“Just think about that. Just think about how it would change the state. Change the complexion of the state. One million people added to the 18 million people who are now citizens in the state of New York,” the governor said, alluding to the state’s long history as the entryway to America for new arrivals from foreign lands. “Maybe the complexion changes. Maybe the religion changes. Maybe the accent changes. But the lesson stays the same. Welcome to this beautiful state of New York.”
The governor insisted that access to the voting booth is an integral benefit of citizenship, and suggested conservative lawmakers have deliberately inserted unnecessary hurdles into the process.
“You add one million citizens to the voting rolls in this state, that’s a significant, significant difference. You do that nationwide, it’s a significant difference,” he said. “So if you have your conspiracy hat on, you’d say some people would say they have kept it purposely difficult to become a citizen.”
The Democratic governor, an avid support of Hillary Clinton’s presidential bid, also took time to again lash out at the nativism of presumptive GOP nominee Donald Trump. He did not mention the businessman, a fellow Queens native, by name but did allude to his signature proposal to construct a massive barrier along the Mexican border.
“We know you can’t build walls between us. That is not an option,” he said. “You don’t build walls, you build bridges between people.”
Oddly, Trump has donated some $64,000 to Cuomo’s various campaigns for public office, which the governor has declined to return.
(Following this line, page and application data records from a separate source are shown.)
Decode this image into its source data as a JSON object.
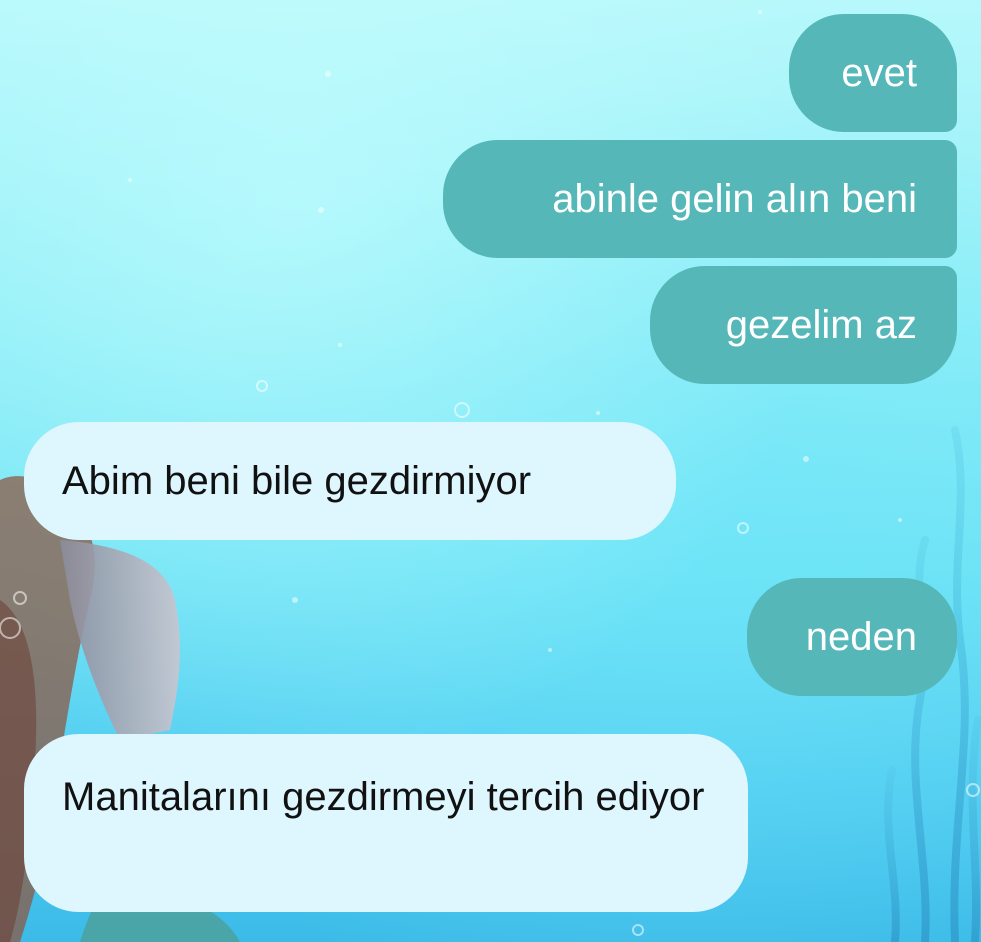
{
  "colors": {
    "outgoing_bubble": "#55b7b8",
    "incoming_bubble": "#def6fd",
    "outgoing_text": "#ffffff",
    "incoming_text": "#111111",
    "background_top": "#b7f8fb",
    "background_bottom": "#3cbbe8"
  },
  "messages": [
    {
      "direction": "outgoing",
      "text": "evet"
    },
    {
      "direction": "outgoing",
      "text": "abinle gelin alın beni"
    },
    {
      "direction": "outgoing",
      "text": "gezelim az"
    },
    {
      "direction": "incoming",
      "text": "Abim beni bile gezdirmiyor"
    },
    {
      "direction": "outgoing",
      "text": "neden"
    },
    {
      "direction": "incoming",
      "text": "Manitalarını gezdirmeyi tercih ediyor"
    }
  ]
}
The real estate developer also teased that he might challenge the governor in his 2014 re-election campaign, but decided against it.
As of the 2010 census, non-Hispanic whites made up roughly 58 percent of the state’s population, with blacks composing 16 percent, Asians 7 percent and Latinos almost 18 percent.